Twitter’s new two-step authentication scheme is great for consumers tired of having their accounts hacked. For brands, though, the new procedure could cause problems, especially when more than one person uses the account, a pretty common situation in a lot of companies. The process isn’t original; Bank of America has been using it for years for its online tools and Facebook adopted it not too long ago. AllThingsD’s Mike Isaac explains in a Wall Street Journal article, “When users try to log in, they are asked to provide a cellphone number. Twitter then sends a code via text message to that number, and the user is asked to enter the code to complete the login.” Consequently, a lot of organizations may not opt into the process, leaving business accounts vunlerable.

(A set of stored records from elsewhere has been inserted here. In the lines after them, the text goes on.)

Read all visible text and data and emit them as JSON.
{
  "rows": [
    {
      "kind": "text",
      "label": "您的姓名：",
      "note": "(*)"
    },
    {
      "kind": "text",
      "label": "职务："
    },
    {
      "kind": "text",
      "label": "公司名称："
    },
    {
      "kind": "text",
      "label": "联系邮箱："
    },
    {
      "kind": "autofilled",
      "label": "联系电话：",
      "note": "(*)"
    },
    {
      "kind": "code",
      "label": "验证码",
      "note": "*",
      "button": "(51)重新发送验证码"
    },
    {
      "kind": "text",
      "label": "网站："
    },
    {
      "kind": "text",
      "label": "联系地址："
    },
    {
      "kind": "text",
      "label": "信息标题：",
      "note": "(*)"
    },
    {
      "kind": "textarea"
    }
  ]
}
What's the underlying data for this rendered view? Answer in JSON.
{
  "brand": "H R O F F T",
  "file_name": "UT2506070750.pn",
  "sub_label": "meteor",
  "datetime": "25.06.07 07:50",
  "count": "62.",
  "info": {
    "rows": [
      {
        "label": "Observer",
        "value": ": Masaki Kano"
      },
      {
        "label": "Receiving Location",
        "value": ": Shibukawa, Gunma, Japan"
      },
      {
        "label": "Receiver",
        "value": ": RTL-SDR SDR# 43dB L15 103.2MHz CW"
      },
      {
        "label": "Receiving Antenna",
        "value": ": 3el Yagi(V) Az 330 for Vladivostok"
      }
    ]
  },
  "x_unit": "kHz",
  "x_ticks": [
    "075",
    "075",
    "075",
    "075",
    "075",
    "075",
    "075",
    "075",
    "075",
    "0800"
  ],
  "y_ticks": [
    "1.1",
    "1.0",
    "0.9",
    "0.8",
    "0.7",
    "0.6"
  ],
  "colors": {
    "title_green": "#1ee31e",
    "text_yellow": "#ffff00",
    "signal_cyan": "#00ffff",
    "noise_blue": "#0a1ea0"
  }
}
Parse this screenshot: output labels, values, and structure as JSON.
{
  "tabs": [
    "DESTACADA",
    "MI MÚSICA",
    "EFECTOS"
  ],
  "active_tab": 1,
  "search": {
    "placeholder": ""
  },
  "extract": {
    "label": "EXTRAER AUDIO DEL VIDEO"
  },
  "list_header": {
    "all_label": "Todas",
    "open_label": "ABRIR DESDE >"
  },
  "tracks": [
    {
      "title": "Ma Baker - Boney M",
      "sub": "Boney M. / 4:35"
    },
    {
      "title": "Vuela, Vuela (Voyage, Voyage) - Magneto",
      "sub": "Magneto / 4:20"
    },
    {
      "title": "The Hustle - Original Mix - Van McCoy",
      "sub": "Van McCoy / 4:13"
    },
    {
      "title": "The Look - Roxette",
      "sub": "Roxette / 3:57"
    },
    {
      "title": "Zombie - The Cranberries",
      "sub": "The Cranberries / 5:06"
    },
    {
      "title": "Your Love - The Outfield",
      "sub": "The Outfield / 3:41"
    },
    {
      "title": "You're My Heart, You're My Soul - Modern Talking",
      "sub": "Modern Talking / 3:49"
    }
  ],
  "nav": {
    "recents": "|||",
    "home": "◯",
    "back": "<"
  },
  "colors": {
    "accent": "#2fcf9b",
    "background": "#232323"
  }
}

Twitter has recommended limiting tweeting to a single computer. There’s more Twitter news: Michael Learmonth writes for AdAge that Twitter’s new Lead Generation Cards feature a button that, with a single click, lets users share their name, email address and Twitter handle to a company in order to request more information or take advantage of an offer.
IBM’s Watson goes all social on us

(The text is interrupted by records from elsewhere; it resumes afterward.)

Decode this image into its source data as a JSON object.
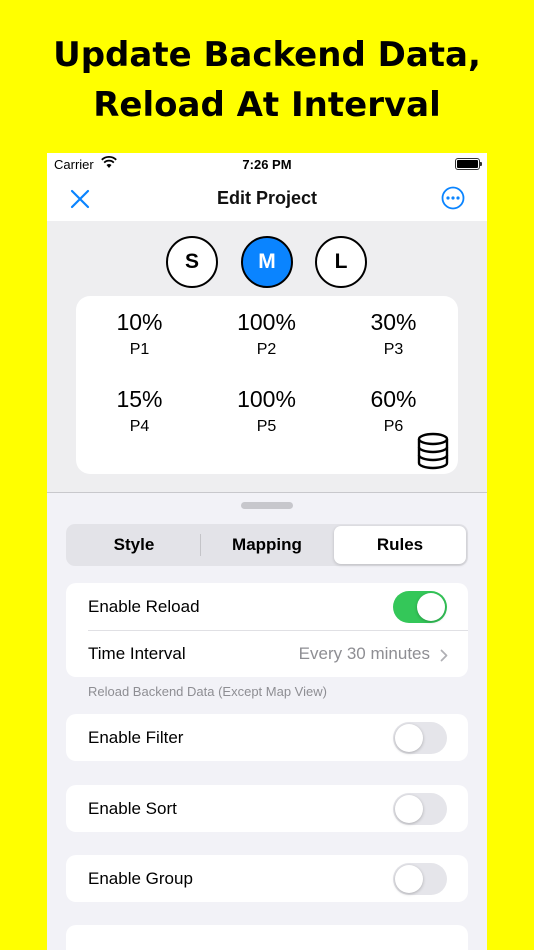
{
  "headline": {
    "line1": "Update Backend Data,",
    "line2": "Reload At Interval"
  },
  "status_bar": {
    "carrier": "Carrier",
    "time": "7:26 PM",
    "battery_level": 1.0
  },
  "nav": {
    "title": "Edit Project",
    "close_icon": "close-icon",
    "more_icon": "ellipsis-circle-icon"
  },
  "accent_color": "#0A84FF",
  "sizes": {
    "options": [
      "S",
      "M",
      "L"
    ],
    "selected": "M"
  },
  "grid": [
    {
      "percent": "10%",
      "label": "P1"
    },
    {
      "percent": "100%",
      "label": "P2"
    },
    {
      "percent": "30%",
      "label": "P3"
    },
    {
      "percent": "15%",
      "label": "P4"
    },
    {
      "percent": "100%",
      "label": "P5"
    },
    {
      "percent": "60%",
      "label": "P6"
    }
  ],
  "grid_icon": "database-icon",
  "tabs": {
    "items": [
      "Style",
      "Mapping",
      "Rules"
    ],
    "selected": "Rules"
  },
  "rules": {
    "enable_reload": {
      "label": "Enable Reload",
      "on": true
    },
    "time_interval": {
      "label": "Time Interval",
      "value": "Every 30 minutes"
    },
    "reload_note": "Reload Backend Data (Except Map View)",
    "enable_filter": {
      "label": "Enable Filter",
      "on": false
    },
    "enable_sort": {
      "label": "Enable Sort",
      "on": false
    },
    "enable_group": {
      "label": "Enable Group",
      "on": false
    }
  },
  "colors": {
    "toggle_on": "#34C759",
    "background": "#FFFF00"
  }
}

You no doubt remember the IBM stunt that pit its Watson computer against two Jeopardy superstars. Watson was able to parse a question (or, in Jeopardy’s case, an answer), sift through staggering amounts of data and come up with the best answer. Watson handily beat its human competitors. Since then, we haven’t heard much about IBM’s plans for Watson, but now we learn it’s being applied to the oceans of data created by social media. Dubbed the Watson Engagement Advisor, the computer will “social-media data and publicly available data in conjunction with proprietary data from clients and their partners such as response data from previous marketing efforts and continuously learns from that information using its natural-language processing and machine learning capabilities,” writes Kate Kay in AdAge. The service—already being used by Nielsen, ANZ and Royal Bank of Canada, among others—will allow marketers, planners and others to ask a question and get answers based on data people may never see.
Storify becomes more relevant to brands
I’ve been a Storify fan since its early days. The curation tool makes it drop-dead easy to create and maintain a “story” by adding blog posts, articles, images, tweets, videos and other content from anywhere on the Web. While most of Storify’s users focus on reporting short-term events, most of my stories are long-term archives on topics like content marketing, social media research and employee access to social media. Storify remains free for individuals but recently announced pricing for business use. Making that fee-based service more appealing is a new partnership with Adobe’s Typekit that will let brands tailor the look of their stories to better match their own sites. (One of Storify’s features that made me a fan is the ability to embed a story just like you can embed a YouTube video.) The Typekit feature is only available to business account holders, according to The Next Web.
Voice metrics gain favor in social media measurement efforts
When you get frustrated enough to abandon a product, you’re as likely to express your reasons as simply turn to a new alternative. If the company behind the product is listening, your voice can lead to changes and improvements. Social media has provided customers with a platform for that expression, making it easier for more and more people to go public with their dissatisfaction. And, based on the most recent CMO Survey, brands are listening, emphasizing voice metrics in their efforts to measure the ROI of social media. “The emphasis on pure financial metrics is waning,” writes Christine Moorman in Forbes. “Companies are increasingly using voice metrics—such as referral and buzz indicators—to measure the impact of social media. The number of companies using ‘net promoter score’ increased 30% while the number of companies using the number of followers and friends increased 27%. Buzz indicators increased less dramatically but still grew by 3%.”